When I sit down with clients for a case relating to a puppy, teenager or adult I always highlight how in the wild, a dog’s very survival depends on a strong, stable and organized Pack, where every member knows its place and follows the rules established by the Pack Leader. The Pack instinct is perhaps the strongest motivator for a dog. I train the humans that in order to properly fulfill both our dogs and ourselves, we each need to become our dog’s Calm Assertive Pack Leader. This starts by us mimicking the rules, boundaries and limitations set by the mother and how she enforces discipline with her pups. This is vital as a dog that doesn’t Trust its human to be a good Pack Leader becomes unbalanced and often exhibits unwanted or anti-social behaviors. In rehabilitating unbalanced dogs and re-training their owners to better understand how to see the world through a dog’s eyes. I counsel people to calmly, assertively and consistently give their dogs rules, boundaries and limitations to establish themselves as solid Pack Leaders and to help correct and control unwanted behavior. I don’tt believe in “quick fixes”. Though changing some behaviors can appear to happen in a relatively short period of time, none of those changes will “stick” unless the human acts consistently with his or her puppy/teenager/dog every day to keep unwanted behaviors from returning. In my opinion, no one should ever hit or yell at a dog to correct unwanted behavior.

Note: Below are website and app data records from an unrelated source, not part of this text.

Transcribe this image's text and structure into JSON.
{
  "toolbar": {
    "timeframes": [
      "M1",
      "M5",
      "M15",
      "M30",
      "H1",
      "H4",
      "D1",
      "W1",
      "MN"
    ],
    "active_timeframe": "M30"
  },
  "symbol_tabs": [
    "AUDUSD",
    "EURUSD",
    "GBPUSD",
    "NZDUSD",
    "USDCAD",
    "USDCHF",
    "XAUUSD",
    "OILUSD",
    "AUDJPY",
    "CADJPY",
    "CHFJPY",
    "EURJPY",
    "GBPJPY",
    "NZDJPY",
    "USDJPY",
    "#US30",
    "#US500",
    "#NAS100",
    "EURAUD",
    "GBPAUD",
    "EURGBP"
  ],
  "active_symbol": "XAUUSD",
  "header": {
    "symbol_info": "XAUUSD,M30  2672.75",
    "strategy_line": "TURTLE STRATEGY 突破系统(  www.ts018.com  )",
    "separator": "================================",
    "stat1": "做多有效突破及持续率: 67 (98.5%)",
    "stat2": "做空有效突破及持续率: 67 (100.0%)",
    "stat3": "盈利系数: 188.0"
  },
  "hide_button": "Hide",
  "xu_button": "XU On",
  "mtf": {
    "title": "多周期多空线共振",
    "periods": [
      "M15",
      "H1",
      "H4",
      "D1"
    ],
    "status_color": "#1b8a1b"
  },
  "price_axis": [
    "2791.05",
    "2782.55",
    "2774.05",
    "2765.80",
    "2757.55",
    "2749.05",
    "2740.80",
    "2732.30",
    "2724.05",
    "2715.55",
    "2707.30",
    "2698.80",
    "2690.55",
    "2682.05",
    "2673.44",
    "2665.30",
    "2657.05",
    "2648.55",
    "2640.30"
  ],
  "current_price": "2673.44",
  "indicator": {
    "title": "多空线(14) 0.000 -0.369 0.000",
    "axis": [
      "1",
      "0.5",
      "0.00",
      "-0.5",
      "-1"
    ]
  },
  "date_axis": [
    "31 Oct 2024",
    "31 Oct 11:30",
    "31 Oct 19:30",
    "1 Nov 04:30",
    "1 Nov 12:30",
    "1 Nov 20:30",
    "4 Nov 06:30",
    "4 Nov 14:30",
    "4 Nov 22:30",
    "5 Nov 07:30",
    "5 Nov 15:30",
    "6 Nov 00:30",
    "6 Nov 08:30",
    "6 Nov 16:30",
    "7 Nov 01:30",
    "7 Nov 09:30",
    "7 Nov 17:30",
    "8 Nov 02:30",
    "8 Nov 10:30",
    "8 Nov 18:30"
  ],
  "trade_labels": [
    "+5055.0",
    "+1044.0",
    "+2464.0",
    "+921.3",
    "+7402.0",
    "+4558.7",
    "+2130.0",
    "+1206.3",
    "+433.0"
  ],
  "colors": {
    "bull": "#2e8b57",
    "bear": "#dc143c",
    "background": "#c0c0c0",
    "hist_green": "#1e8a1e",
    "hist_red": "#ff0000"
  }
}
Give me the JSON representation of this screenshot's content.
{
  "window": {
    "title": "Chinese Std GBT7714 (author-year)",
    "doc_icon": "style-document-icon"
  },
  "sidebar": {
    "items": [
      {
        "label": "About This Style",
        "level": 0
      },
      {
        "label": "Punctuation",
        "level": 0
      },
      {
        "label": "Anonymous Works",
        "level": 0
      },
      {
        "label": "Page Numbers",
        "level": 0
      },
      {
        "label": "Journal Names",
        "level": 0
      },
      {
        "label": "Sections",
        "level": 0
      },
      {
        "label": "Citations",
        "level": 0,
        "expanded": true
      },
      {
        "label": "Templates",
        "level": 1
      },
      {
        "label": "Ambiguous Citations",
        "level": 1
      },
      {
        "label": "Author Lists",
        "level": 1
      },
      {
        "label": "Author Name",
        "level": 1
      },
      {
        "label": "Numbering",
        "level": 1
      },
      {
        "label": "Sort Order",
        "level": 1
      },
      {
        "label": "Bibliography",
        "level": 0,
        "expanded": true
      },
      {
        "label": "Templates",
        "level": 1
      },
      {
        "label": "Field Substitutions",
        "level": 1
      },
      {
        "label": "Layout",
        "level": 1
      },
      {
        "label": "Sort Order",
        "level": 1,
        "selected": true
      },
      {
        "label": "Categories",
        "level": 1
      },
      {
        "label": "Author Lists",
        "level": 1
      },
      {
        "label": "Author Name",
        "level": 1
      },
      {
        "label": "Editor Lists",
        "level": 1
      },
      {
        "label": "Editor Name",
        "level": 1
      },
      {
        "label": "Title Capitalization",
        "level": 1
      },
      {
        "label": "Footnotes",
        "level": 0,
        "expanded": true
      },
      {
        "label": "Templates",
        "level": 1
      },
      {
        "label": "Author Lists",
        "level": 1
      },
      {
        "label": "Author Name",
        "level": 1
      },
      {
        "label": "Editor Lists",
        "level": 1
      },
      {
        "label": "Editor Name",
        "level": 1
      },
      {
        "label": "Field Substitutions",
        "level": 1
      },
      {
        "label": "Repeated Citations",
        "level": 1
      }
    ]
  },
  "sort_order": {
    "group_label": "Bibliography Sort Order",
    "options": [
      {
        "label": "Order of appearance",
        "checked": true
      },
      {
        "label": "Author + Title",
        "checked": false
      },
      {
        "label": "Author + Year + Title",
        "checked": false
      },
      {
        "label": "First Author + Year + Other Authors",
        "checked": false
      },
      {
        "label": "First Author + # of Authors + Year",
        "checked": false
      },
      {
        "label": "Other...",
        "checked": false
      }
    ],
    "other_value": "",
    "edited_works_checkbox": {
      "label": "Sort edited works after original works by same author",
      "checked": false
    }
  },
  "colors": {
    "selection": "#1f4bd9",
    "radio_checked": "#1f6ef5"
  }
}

When using touch to communicate displeasure or snap a dog out of an escalating behavior, “touch” never ever means “hit!!!!!!!!!!!!!!! Puppies and most dogs are very responsive to touch at the level of the kind of light tap you might use to get a friend’s attention in a darkened cinema or loud party. Touch a puppy on the side of his neck on the muscle or on the side of his hindquarters. Use a claw-shaped hand, which mimics a mother’s bite on the side of the neck, on the muscle, not on the throat. This hand doesn’t “pinch”; it is firm, but you don’t have to use much pressure. The pressure should be proportionate to the level of the behavior. Example, an adult dog that has escalated into a “Red Zone” energy state and being, will need more pressure, compared to a puppy that has just begun chewing a show, that will need on a light touch.
All dogs recognize this sensation from their early puppy days and respond to it in a primal way. The timing of the touch correction is critical. It has to take place at the exact moment the transgression and end the moment the puppy relaxes and changes his behavior. Waiting until after the behavior is over and doesn’t make sense to a dog because dogs live in the moment Cause and effect have to match their minds. One firm touch with the correct energy context is effective. Half a dozen small pushes, pinches or tweaks can make the situation far worse.
If at any point you are not sure on how to administer the touch or are having trouble getting results, then I highly prescribe booking a session.